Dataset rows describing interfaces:
■ ■ ■

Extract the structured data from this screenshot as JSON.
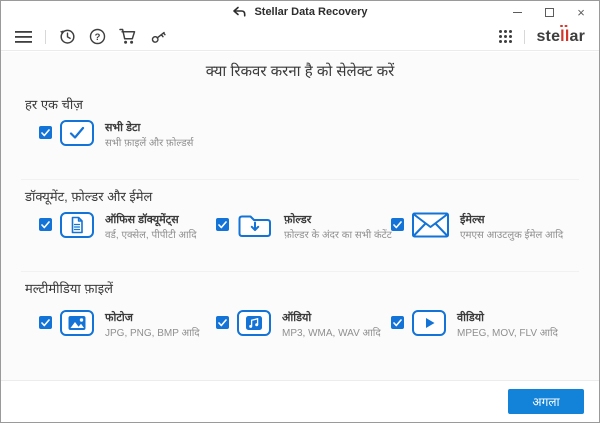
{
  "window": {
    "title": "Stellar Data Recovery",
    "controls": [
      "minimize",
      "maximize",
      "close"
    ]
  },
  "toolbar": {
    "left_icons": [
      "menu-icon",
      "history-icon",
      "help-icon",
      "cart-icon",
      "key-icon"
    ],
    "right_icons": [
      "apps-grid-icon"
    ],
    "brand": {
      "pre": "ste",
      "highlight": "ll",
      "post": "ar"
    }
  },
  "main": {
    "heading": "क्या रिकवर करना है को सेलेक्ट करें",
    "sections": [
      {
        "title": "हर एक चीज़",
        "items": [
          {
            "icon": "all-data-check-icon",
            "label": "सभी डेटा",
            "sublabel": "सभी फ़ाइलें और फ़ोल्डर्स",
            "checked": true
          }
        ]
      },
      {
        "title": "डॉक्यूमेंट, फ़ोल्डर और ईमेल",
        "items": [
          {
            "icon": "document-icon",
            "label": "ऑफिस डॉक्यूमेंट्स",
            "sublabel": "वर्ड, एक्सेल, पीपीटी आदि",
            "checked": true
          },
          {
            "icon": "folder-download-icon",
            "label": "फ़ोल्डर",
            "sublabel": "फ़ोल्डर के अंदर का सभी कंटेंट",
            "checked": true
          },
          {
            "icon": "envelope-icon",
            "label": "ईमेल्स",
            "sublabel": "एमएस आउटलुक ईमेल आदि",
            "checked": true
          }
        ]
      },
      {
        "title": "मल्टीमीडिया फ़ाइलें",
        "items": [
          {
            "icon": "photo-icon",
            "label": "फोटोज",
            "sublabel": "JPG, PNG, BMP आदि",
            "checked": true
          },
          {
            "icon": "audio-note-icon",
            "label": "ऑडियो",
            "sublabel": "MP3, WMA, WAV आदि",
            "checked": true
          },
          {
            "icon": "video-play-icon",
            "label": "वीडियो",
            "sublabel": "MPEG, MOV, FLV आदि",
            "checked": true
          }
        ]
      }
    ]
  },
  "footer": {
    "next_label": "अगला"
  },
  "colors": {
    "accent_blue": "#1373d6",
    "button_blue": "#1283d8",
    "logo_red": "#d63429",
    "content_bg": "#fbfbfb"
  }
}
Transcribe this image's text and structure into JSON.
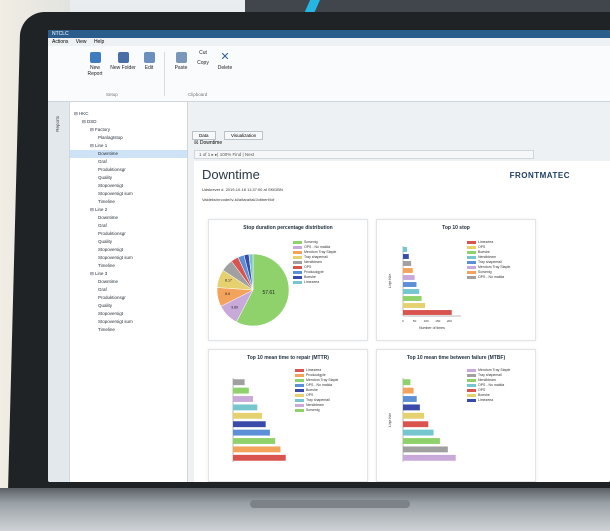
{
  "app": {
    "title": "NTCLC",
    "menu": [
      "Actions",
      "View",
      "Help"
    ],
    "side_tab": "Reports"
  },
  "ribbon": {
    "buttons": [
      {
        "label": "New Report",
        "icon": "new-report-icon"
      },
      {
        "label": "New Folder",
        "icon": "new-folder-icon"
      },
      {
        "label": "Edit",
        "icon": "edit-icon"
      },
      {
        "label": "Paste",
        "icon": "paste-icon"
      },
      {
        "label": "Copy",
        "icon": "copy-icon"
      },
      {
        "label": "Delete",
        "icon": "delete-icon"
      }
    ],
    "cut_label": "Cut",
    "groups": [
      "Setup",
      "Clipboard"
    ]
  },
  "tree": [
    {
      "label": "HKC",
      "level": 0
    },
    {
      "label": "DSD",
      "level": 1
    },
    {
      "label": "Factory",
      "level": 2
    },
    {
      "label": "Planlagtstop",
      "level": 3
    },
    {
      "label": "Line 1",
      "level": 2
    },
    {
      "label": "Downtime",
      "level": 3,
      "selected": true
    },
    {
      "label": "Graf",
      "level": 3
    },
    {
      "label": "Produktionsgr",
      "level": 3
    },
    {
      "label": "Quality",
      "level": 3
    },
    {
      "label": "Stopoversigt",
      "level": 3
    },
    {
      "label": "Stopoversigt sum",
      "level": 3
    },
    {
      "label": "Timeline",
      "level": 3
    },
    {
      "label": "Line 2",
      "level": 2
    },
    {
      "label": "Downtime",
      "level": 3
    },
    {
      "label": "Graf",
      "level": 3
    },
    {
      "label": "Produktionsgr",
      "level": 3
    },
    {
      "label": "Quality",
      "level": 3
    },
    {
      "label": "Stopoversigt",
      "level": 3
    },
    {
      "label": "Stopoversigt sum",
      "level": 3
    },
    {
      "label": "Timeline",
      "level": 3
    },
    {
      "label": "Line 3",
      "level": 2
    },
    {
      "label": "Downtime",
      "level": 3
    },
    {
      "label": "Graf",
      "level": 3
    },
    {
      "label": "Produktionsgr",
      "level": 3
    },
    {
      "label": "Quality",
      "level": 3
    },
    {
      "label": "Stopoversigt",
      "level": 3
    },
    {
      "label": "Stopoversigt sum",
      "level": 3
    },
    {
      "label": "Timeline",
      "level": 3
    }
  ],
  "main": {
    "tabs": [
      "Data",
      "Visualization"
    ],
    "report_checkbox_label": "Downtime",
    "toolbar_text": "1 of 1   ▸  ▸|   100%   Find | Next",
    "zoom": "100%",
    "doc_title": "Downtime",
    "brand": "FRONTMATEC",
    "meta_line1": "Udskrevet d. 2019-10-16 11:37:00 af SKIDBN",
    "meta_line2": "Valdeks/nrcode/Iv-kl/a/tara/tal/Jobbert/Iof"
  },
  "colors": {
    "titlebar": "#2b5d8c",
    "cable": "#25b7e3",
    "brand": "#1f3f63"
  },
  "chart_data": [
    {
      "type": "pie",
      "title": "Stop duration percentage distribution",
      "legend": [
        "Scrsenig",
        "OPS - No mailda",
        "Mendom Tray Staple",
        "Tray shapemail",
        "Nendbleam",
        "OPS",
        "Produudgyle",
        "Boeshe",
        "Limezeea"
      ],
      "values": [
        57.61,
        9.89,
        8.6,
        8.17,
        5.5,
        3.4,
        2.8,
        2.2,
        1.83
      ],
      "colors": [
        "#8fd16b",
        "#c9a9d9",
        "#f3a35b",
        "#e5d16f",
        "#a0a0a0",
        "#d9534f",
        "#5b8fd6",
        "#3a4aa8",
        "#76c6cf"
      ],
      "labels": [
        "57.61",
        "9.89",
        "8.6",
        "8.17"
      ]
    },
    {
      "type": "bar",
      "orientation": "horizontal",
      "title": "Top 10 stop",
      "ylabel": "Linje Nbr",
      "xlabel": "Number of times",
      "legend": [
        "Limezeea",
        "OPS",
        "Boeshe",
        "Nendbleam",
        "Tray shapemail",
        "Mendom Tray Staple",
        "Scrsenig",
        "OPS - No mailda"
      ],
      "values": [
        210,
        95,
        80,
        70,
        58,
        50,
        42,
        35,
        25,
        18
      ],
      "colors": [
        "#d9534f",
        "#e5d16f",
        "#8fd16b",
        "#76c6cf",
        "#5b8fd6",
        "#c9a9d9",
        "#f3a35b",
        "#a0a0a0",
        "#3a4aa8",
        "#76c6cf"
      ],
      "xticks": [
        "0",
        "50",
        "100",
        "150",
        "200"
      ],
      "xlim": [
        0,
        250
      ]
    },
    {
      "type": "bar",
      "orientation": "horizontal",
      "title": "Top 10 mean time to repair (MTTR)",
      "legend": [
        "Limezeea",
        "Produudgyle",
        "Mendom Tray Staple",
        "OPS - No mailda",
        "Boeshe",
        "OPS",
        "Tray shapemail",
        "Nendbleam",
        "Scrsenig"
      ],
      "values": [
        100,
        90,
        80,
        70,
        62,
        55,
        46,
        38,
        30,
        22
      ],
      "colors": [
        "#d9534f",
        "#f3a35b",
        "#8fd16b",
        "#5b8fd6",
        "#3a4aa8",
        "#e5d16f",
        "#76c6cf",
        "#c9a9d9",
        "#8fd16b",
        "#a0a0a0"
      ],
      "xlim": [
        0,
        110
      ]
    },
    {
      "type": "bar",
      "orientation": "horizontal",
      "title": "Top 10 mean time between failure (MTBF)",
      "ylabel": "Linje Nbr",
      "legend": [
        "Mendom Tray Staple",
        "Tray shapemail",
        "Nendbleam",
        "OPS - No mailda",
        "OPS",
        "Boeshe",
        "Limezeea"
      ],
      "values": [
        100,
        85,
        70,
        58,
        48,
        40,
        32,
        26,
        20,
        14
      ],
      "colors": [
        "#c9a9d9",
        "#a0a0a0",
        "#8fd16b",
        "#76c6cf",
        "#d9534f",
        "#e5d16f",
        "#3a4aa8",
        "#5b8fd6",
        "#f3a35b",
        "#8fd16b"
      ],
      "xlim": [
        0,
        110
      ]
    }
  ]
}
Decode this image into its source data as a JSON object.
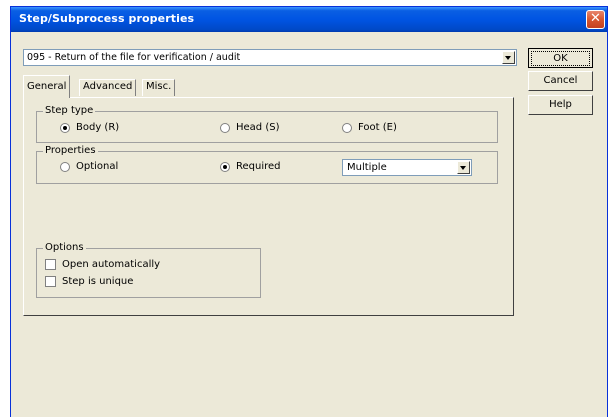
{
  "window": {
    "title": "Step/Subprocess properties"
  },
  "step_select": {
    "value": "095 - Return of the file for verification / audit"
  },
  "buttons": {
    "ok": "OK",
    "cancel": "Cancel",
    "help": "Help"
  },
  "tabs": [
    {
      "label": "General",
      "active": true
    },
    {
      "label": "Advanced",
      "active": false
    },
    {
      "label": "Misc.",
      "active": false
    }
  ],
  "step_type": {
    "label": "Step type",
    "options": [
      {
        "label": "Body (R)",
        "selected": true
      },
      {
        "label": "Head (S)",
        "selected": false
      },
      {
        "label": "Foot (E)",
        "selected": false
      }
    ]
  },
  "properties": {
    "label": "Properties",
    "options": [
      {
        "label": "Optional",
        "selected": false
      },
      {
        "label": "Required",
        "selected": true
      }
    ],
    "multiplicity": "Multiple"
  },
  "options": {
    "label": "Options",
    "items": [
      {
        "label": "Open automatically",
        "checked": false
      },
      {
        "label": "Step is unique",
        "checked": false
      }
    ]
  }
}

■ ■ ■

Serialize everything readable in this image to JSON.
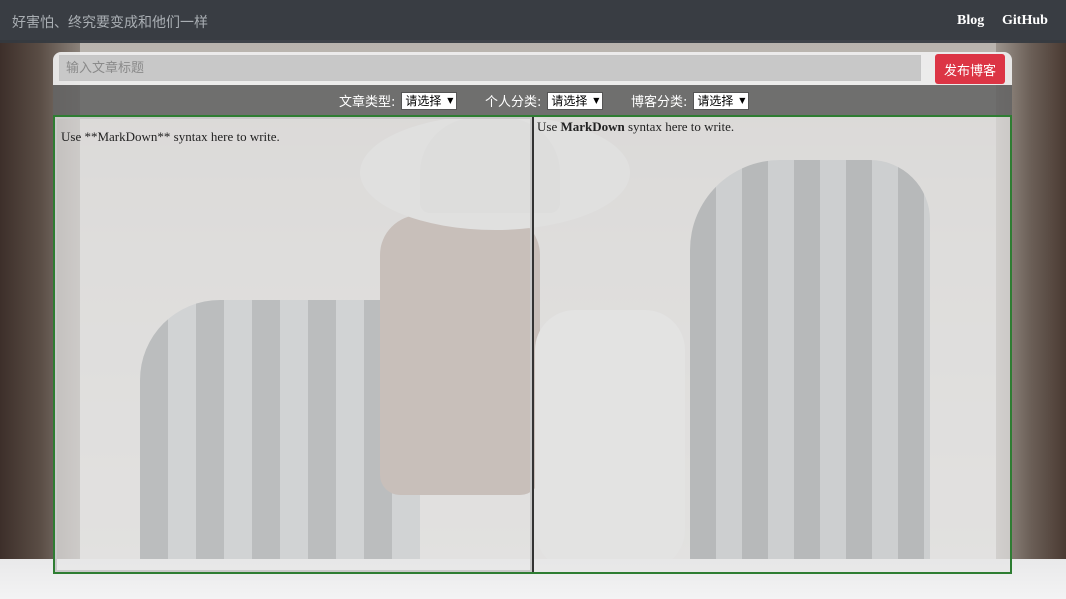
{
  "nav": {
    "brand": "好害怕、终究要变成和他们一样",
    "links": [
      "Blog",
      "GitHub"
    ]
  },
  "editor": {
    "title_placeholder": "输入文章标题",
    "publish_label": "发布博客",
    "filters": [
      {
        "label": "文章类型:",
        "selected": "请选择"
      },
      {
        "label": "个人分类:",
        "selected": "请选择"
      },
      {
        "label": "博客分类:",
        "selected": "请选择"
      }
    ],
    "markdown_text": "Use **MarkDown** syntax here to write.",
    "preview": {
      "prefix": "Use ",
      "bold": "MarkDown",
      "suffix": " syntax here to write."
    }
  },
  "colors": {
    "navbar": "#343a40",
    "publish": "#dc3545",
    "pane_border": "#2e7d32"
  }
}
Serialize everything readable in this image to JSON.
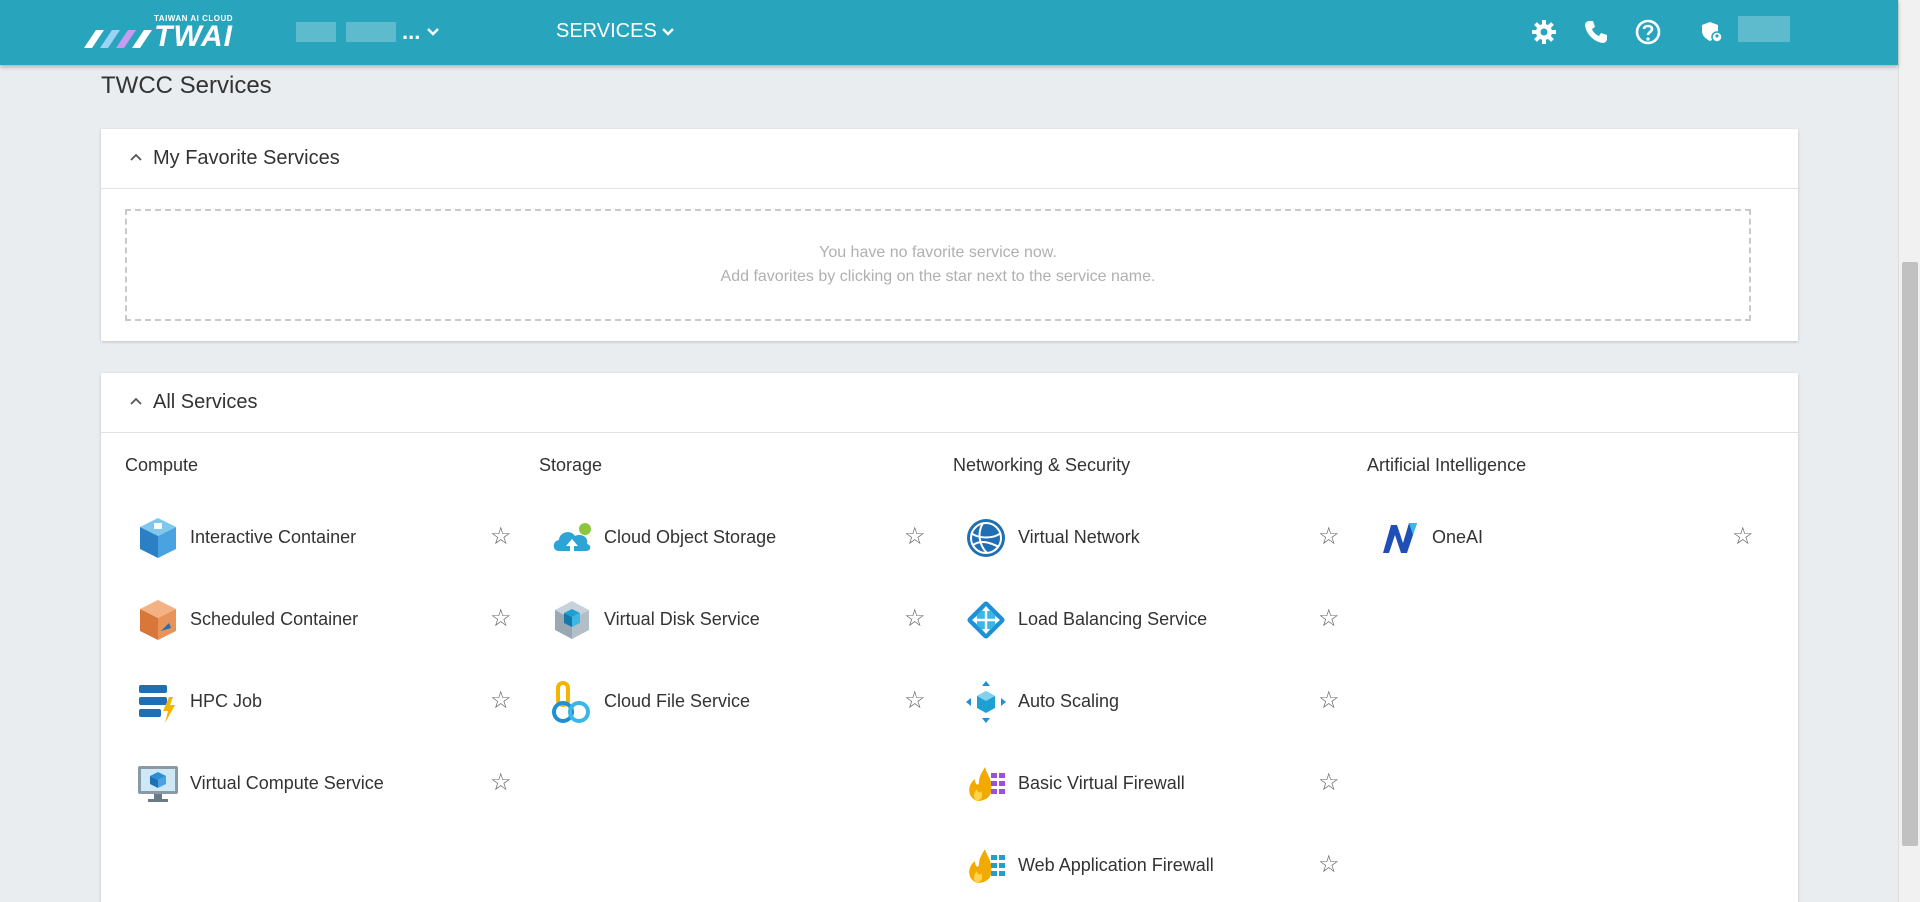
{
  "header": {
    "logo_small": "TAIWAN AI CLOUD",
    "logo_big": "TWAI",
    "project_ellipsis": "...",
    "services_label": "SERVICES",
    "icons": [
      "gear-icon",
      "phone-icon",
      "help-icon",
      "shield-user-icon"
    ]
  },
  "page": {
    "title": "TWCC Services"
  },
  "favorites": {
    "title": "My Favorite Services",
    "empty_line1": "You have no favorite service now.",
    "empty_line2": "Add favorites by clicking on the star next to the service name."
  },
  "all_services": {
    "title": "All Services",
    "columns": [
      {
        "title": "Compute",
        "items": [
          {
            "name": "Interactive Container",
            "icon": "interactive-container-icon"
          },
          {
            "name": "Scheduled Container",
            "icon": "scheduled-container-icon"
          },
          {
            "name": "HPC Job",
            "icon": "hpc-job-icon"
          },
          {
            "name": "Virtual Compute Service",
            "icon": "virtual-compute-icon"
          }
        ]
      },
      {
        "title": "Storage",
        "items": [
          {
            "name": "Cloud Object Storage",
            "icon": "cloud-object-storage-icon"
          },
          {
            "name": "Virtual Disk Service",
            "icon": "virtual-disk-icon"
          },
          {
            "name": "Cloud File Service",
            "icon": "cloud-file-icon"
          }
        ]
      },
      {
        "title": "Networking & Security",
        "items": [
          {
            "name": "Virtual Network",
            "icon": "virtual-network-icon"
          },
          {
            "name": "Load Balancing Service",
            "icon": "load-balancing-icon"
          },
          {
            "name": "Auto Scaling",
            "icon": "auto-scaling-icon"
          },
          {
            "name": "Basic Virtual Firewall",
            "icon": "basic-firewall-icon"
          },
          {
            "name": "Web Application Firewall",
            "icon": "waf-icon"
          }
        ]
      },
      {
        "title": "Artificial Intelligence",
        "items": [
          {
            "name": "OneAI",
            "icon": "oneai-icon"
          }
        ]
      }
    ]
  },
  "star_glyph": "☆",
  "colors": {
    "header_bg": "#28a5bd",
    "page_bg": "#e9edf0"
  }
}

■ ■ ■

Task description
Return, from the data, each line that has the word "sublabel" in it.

Solution
            "sublabel": "सभी फ़ाइलें और फ़ोल्डर्स",
            "sublabel": "वर्ड, एक्सेल, पीपीटी आदि",
            "sublabel": "फ़ोल्डर के अंदर का सभी कंटेंट",
            "sublabel": "एमएस आउटलुक ईमेल आदि",
            "sublabel": "JPG, PNG, BMP आदि",
            "sublabel": "MP3, WMA, WAV आदि",
            "sublabel": "MPEG, MOV, FLV आदि",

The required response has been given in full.